We think very romantically of the traditional village, the community of women and mothers supporting each other. But every mother has a different experience and if you happen to struggle with postpartum depression, as I did, or difficulty breastfeeding or you have a special needs child, if you lived in a traditional community there might not be another woman who shares your exact experience. But in this more global, storytelling community, you can find those other women.
7. The topic of pregnancy takes up so much residence in popular culture and media, just thinking of movies like “Knocked Up,” “Baby Mama,” and “What To Expect When You’re Expecting.” They’re trying to make pregnancy comedy. How do you feel about that?
I have a very mixed response. On the one hand, I like seeing pregnancy and childbirth as part of the pop cultural discourse. I like to see it portrayed and talked about, and even laughed at. I think that in some ways, one of the reasons why we laugh at things like that is a way of distancing ourselves from it. Pregnancy is funny because it’s sort of absurd, right? Which I think points us in some difficult or challenged ways of looking at it. Obviously, most pregnant women have their moments of feeling absurd and certainly there’s a lot of absurdity to childbirth but it’s also a very deep and meaningful experience. You either see pregnancy and childbirth in the most extreme, dire, by-the-side-of-the-road, dramatic portrayals or you see it as complete absurdity, like it’s comedy, slapstick.

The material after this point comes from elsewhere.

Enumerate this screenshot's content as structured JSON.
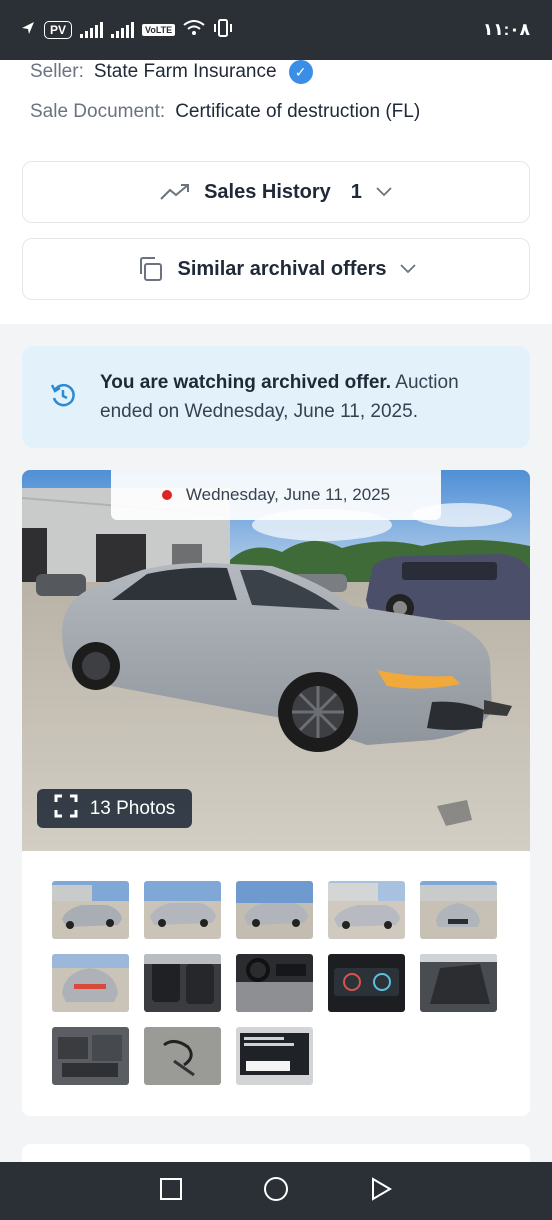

There aren’t a lot of portrayals in popular culture that really normalize it…with the mix of comedy and horror and meaning that’s all tied up in it.
8. It seems there are very few essays of this nature written by dads. Why do you think that might be the case? Shouldn’t we be interested in their perspective, too?
I think dads are still in a kind of weird place with parenthood. Things have changed so dramatically even just in the last ten years. The whole idea of the empowered dad is a much more robust one now. But, even so, for many dads, childbirth is still a foreign experience and something that they can’t participate in directly. It’s an experience that’s shut off to them… I would love to see more stories from dads about the meaty, messy elements of childbirth and all the stuff that goes on around that. But I still think it’s still tricky territory for dads because it’s not their own experience.
9. What’s the best labor advice you received before giving birth to your own two children, Emilia and Jasper?
In terms of giving birth, I didn’t really get advice with Emilia, and that’s why I was so desperate for a community of other moms once I had gone through the process. I discovered mom blogs about four weeks after my daughter was born in a fit of desperation looking for counter narratives because I felt completely isolated and alone. My sister had kids, one of my best friends had kids, but they spoke in generalities.
Jasper was a much more difficult birth than Emilia; I had much more intense postpartum depression; everything was more difficult with him in many respects. But I felt more prepared for it, not just because he was my second, but because at that point I was two and a half years into the world of real-mom storytelling… I was familiar with the range of experiences and all the ways in which women make it through. I was able to weather the difficulties around Jasper much more easily.
10. What do you consider to be the biggest misconceptions about giving birth?
I don’t know if you could quite characterize it as a misconception, but the one that I experienced before Emilia is the idea that women have much more control over the experience than they actually do—the idea that you can manage your pregnancy and your birth. It’s great to plan and to have preferences, but there’s so much that’s out of our control.
Whitney C. Harris is the executive editor of New York Family.